  • Journal of Vision 07/2013; 13(9):719-719. DOI:10.1167/13.9.719 · 2.73 Impact Factor
  • S. E. Creighton, A. B. Sekuler, P. J. Bennett
    [Show abstract] [Hide abstract]
    ABSTRACT: In the Whole-Part Effect (WPE) we are better able to discriminate a face part (e.g., eyes, nose, or mouth) when the part is embedded in a face than when it is presented in isolation. The results of a recent study (Konar, VSS 2011) suggest that the magnitude of the WPE may depend on the presence of uninformative external features (e.g., neck, chin, ears, hair). The current experiments attempted to replicate this effect, and to determine if the WPE is correlated with the face inversion effect. A same-different task was used to measure the discriminability of eyes, noses, or mouths presented in isolation or within an uninformative facial context that did or did not include external features. In Experiment 1, the target part was indicated by a word cue ("eyes," "nose," or "mouth") that appeared at the top of the response screen on each trial. In Experiments 2 and 3, the cue was a word plus a short horizontal line displayed at the same height as the target part. Experiment 1 failed to find a significant WPE: response accuracy was the same for parts presented in isolation or within a full face. However, Experiments 2 and 3 found a significant WPE for upright but not inverted faces. Averaged across experiments, there was a small but significant effect of external face parts: the WPE was slightly larger when the stimuli contained a neck, chin, ears, and hair. Since the external features are uninformative, and the spatial cues are present on each trial, their influence on the WPE was unexpected. Finally, we failed to find a significant correlation between the WPE and the magnitude of the face inversion effect. Overall, our results suggest that the WPE is highly unstable, and suggest a role for spatial attention in modulating the strength of the effect.
    Vision Sciences Society 2013; 07/2013
  • Journal of Vision 07/2013; 13(9):189-189. DOI:10.1167/13.9.189 · 2.73 Impact Factor

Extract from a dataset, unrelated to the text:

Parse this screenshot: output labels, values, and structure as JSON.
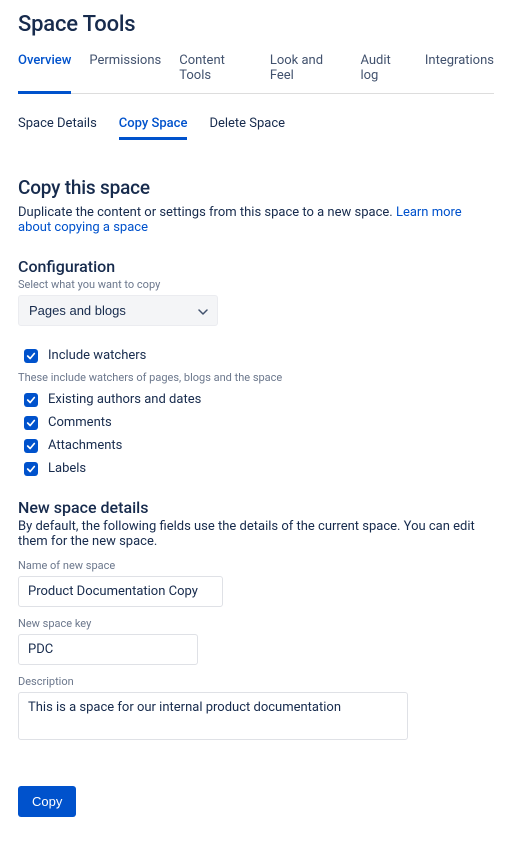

Publication Stats

4k Citations
630.98 Total Impact Points

Institutions

  • 2001–2014
    • McMaster University
      • • Department of Psychology, Neuroscience & Behaviour
      • • Department of Psychology, Neuroscience, and Behavior
      Hamilton, Ontario, Canada
  • 2009
    • York University
      • Centre for Vision Research
      Toronto, Ontario, Canada
  • 2005
    • University of Pennsylvania
      • Department of Psychology
      Philadelphia, PA, United States
  • 2003
    • University of Waterloo
      Ватерлоо, Ontario, Canada
  • 1993–2003
    • University of Toronto
      • Department of Psychology
      Toronto, Ontario, Canada
  • 1990–1991
    • University of California, Berkeley
      • • School of Optometry
      • • Department of Psychology
      Berkeley, California, United States
    • Brandeis University
      Волтам, Massachusetts, United States